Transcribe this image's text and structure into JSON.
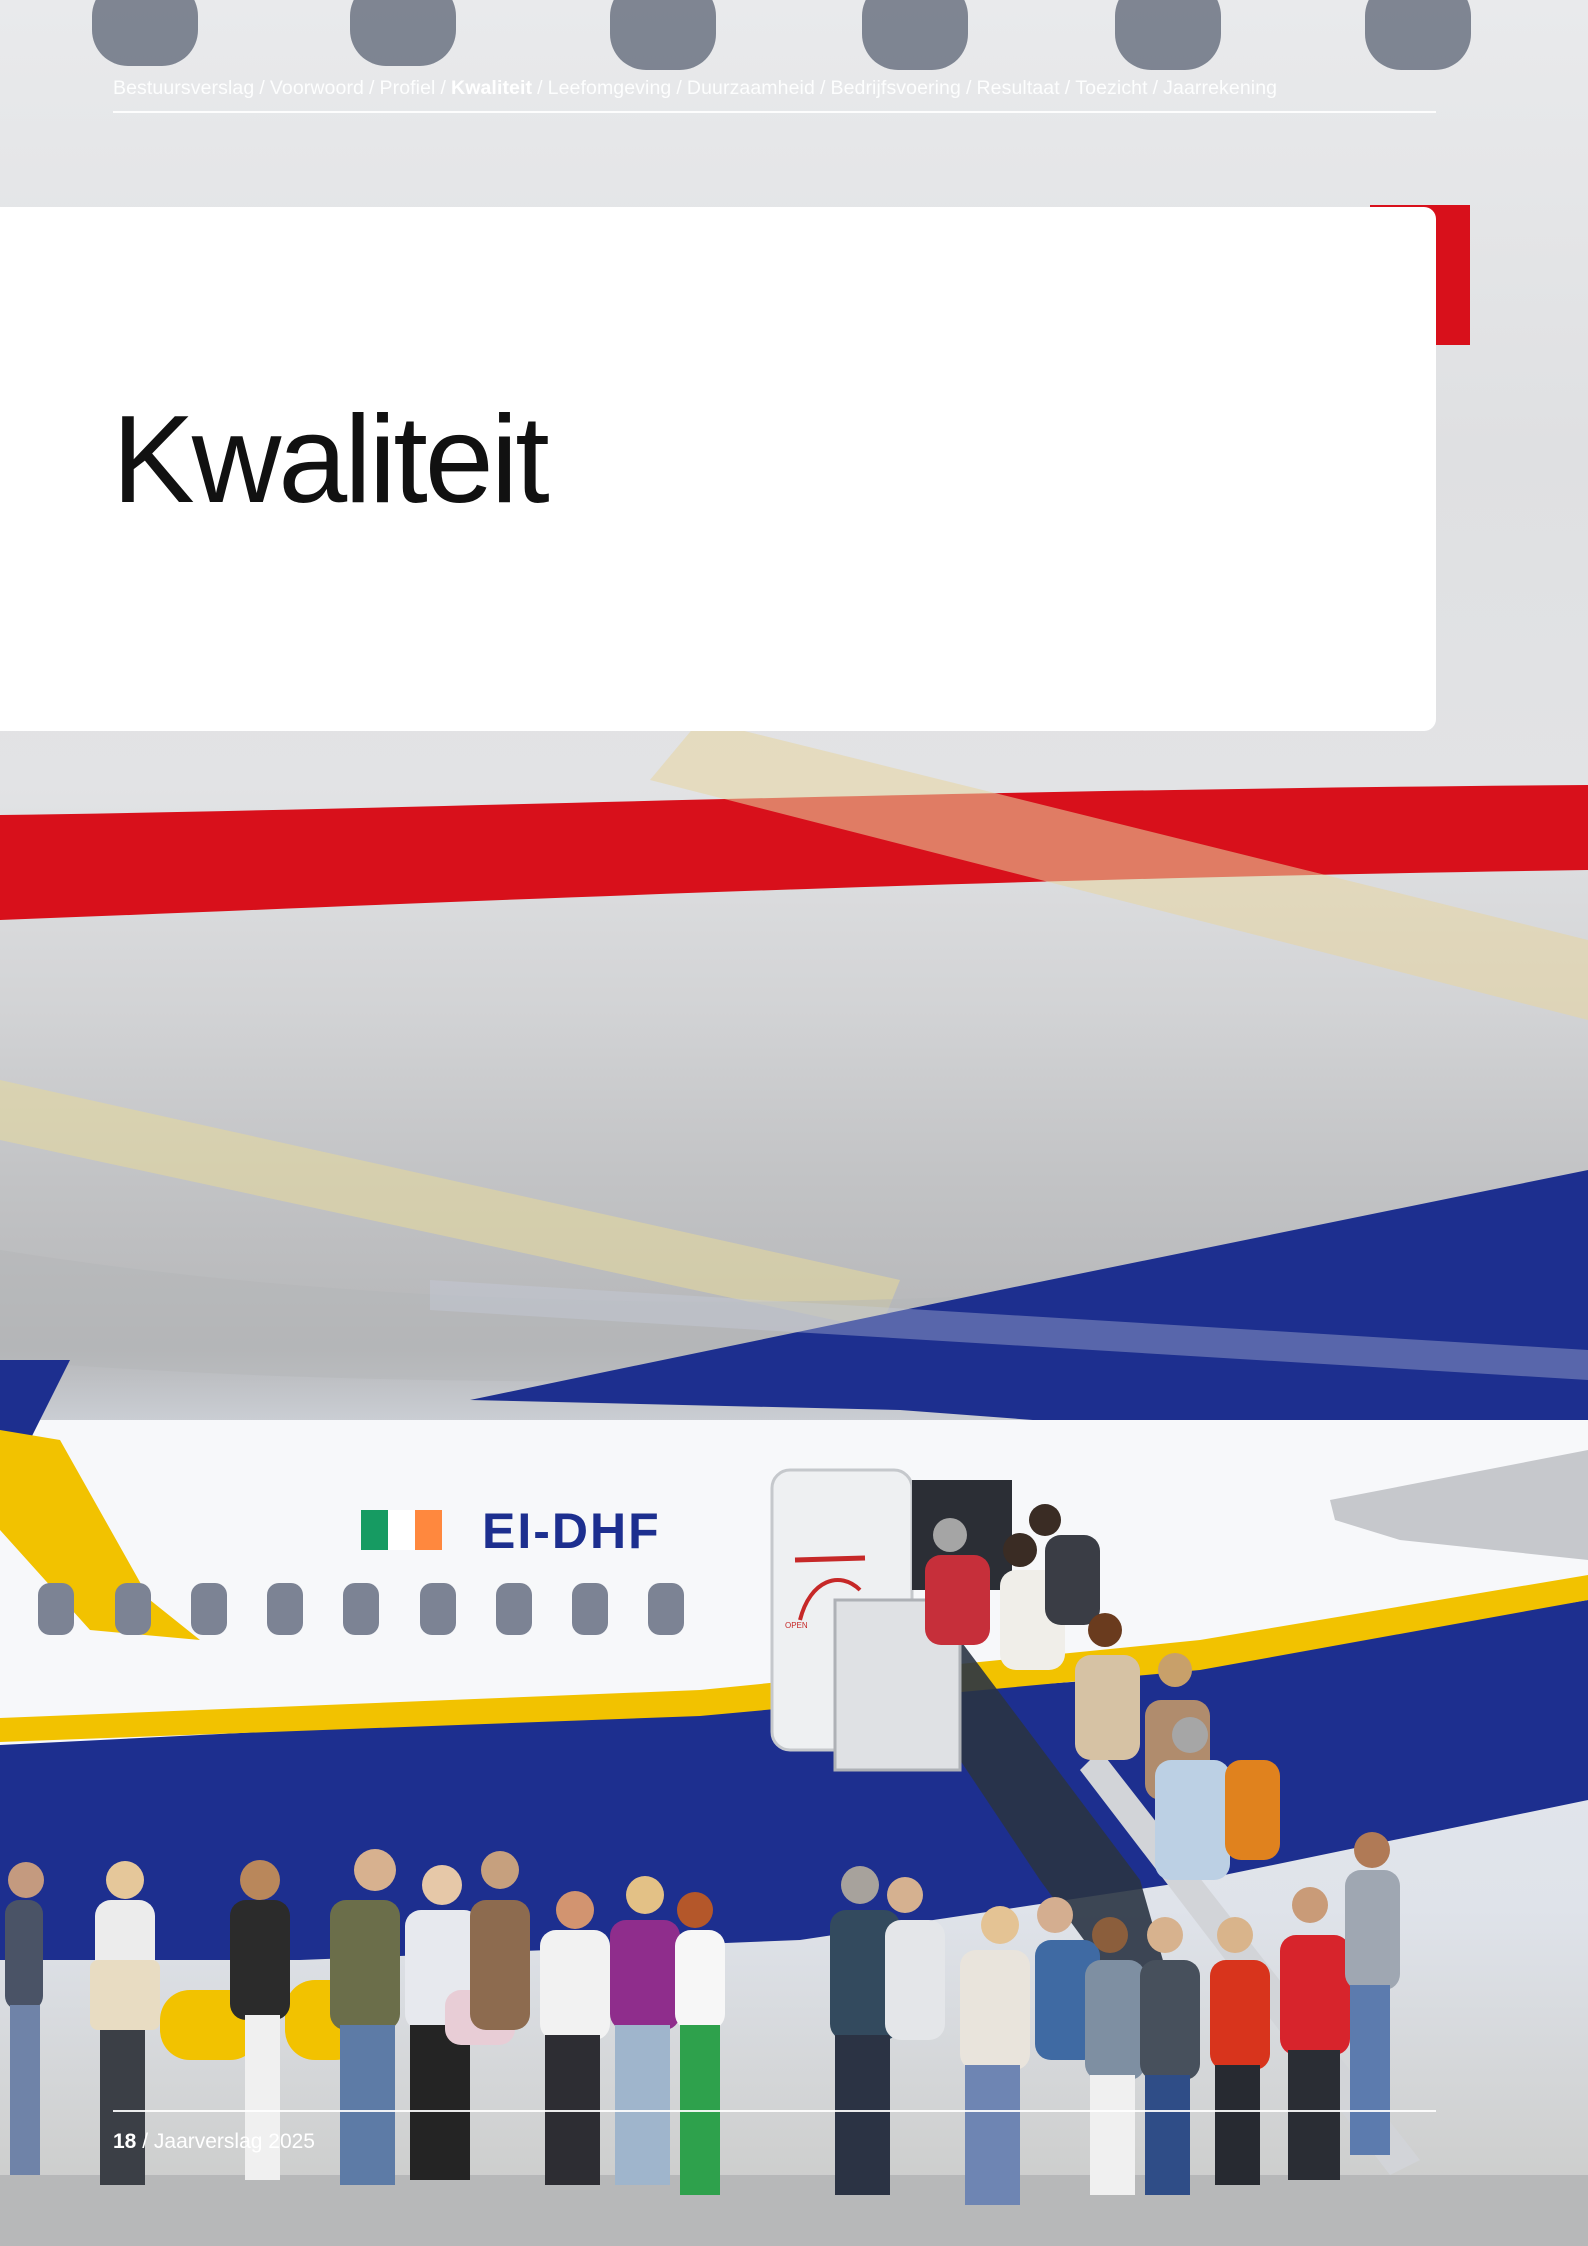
{
  "breadcrumb": {
    "items": [
      {
        "label": "Bestuursverslag"
      },
      {
        "label": "Voorwoord"
      },
      {
        "label": "Profiel"
      },
      {
        "label": "Kwaliteit",
        "active": true
      },
      {
        "label": "Leefomgeving"
      },
      {
        "label": "Duurzaamheid"
      },
      {
        "label": "Bedrijfsvoering"
      },
      {
        "label": "Resultaat"
      },
      {
        "label": "Toezicht"
      },
      {
        "label": "Jaarrekening"
      }
    ],
    "separator": "/"
  },
  "page": {
    "title": "Kwaliteit"
  },
  "photo": {
    "registration": "EI-DHF",
    "door_label": "OPEN"
  },
  "footer": {
    "page_number": "18",
    "separator": "/",
    "publication": "Jaarverslag 2025"
  },
  "colors": {
    "airline_blue": "#1d2f8f",
    "airline_yellow": "#f2c200",
    "stripe_red": "#d8101b",
    "title_text": "#111111"
  }
}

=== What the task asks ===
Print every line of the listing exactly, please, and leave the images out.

=== Exercise response ===
Transcribe this image's text and structure into JSON.
{
  "breadcrumb": {
    "items": [
      {
        "label": "Bestuursverslag"
      },
      {
        "label": "Voorwoord"
      },
      {
        "label": "Profiel"
      },
      {
        "label": "Kwaliteit",
        "active": true
      },
      {
        "label": "Leefomgeving"
      },
      {
        "label": "Duurzaamheid"
      },
      {
        "label": "Bedrijfsvoering"
      },
      {
        "label": "Resultaat"
      },
      {
        "label": "Toezicht"
      },
      {
        "label": "Jaarrekening"
      }
    ],
    "separator": "/"
  },
  "page": {
    "title": "Kwaliteit"
  },
  "photo": {
    "registration": "EI-DHF",
    "door_label": "OPEN"
  },
  "footer": {
    "page_number": "18",
    "separator": "/",
    "publication": "Jaarverslag 2025"
  },
  "colors": {
    "airline_blue": "#1d2f8f",
    "airline_yellow": "#f2c200",
    "stripe_red": "#d8101b",
    "title_text": "#111111"
  }
}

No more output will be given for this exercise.